* [What needs to be done]: Across the entries below, work out how many lines contain "this". Respond with the number and no other text.

(Items from an interface collection)
BEGIN

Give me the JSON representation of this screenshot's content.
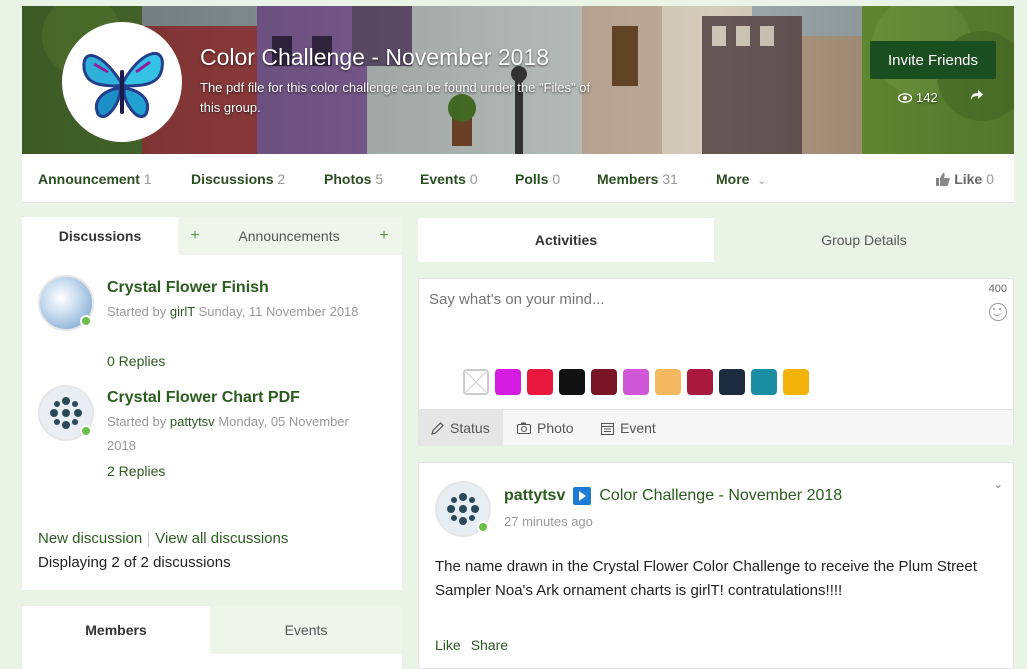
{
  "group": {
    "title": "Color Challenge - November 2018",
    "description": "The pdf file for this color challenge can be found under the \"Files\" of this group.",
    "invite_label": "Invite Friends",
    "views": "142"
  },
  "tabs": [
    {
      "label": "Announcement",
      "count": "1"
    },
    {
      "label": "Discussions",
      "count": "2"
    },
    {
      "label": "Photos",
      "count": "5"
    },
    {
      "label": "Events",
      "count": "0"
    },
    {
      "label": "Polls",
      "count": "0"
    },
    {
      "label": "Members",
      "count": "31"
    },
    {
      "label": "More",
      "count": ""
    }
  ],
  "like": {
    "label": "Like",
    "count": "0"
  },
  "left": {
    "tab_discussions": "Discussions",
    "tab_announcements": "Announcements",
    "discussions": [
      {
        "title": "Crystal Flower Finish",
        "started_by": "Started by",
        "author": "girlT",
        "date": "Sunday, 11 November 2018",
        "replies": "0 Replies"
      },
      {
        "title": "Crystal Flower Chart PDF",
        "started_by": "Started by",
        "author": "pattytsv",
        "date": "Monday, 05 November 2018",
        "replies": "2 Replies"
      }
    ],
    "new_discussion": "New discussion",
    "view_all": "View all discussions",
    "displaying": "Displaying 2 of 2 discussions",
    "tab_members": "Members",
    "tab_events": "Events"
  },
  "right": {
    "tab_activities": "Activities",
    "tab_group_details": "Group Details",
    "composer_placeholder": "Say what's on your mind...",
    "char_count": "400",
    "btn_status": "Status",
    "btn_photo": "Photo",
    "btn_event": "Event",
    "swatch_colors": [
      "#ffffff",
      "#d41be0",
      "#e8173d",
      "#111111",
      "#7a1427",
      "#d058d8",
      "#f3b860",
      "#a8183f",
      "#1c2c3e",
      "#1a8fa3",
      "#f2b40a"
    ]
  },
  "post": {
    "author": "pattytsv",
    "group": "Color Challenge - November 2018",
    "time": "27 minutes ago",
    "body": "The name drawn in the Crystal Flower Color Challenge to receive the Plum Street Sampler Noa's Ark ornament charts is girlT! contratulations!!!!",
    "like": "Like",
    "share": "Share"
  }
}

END
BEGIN

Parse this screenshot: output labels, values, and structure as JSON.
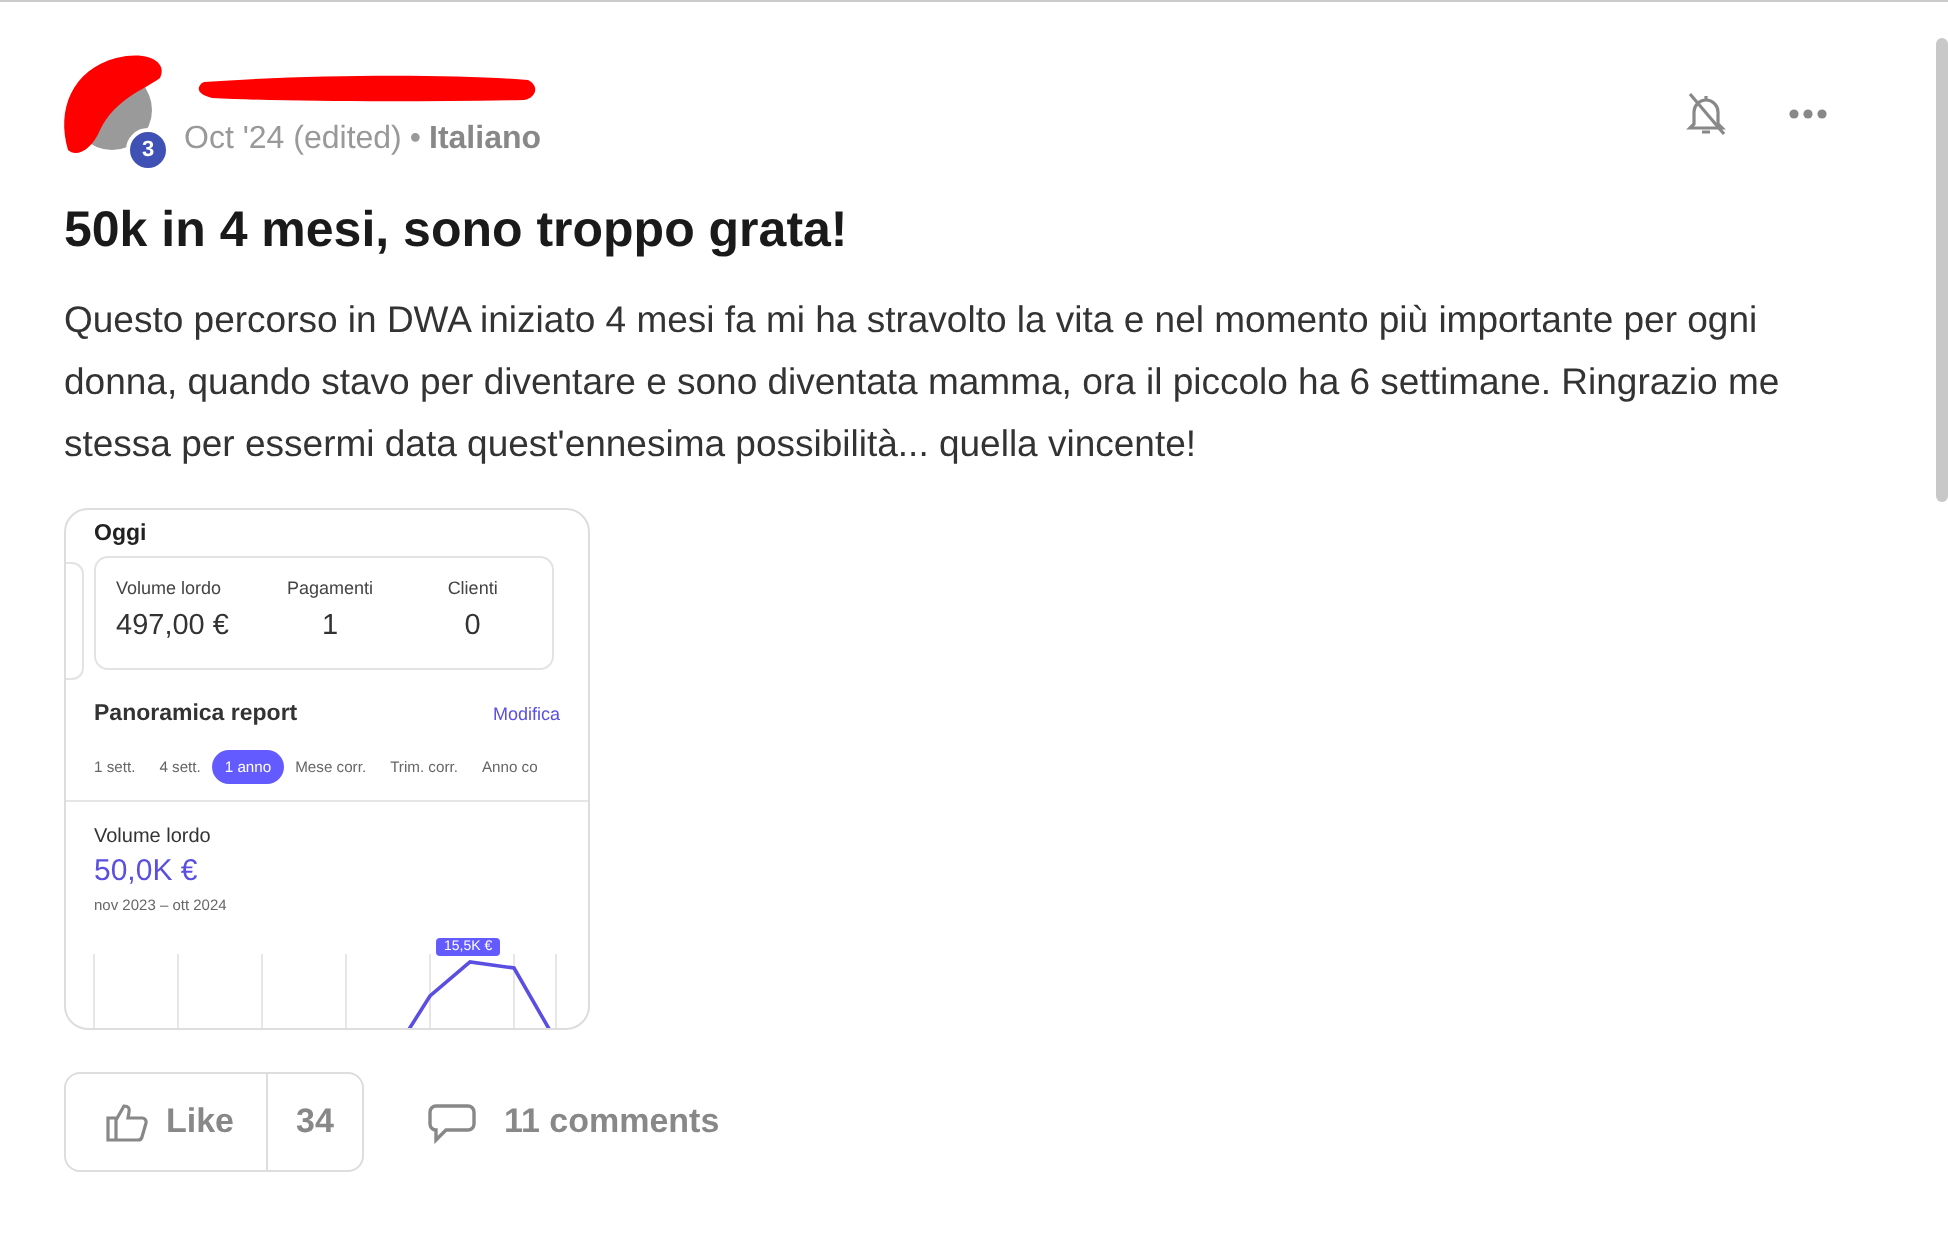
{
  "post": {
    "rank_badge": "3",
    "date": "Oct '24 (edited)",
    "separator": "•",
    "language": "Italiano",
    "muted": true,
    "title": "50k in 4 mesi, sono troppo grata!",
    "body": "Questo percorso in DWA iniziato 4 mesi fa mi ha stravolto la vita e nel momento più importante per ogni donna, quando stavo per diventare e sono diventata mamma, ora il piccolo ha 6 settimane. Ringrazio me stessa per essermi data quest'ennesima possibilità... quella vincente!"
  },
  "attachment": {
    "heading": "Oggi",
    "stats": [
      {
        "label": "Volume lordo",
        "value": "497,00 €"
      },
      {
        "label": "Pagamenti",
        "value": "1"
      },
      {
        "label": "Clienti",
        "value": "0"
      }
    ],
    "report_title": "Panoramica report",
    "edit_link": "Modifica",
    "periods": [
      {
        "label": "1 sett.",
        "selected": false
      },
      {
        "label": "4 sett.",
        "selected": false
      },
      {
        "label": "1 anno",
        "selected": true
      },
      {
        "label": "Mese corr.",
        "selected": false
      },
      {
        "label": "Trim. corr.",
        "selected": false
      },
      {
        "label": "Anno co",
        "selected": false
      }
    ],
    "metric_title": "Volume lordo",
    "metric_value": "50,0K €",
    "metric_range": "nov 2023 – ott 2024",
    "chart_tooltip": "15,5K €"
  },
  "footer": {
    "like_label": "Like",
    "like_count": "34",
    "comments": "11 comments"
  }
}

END

* [Task response]: 3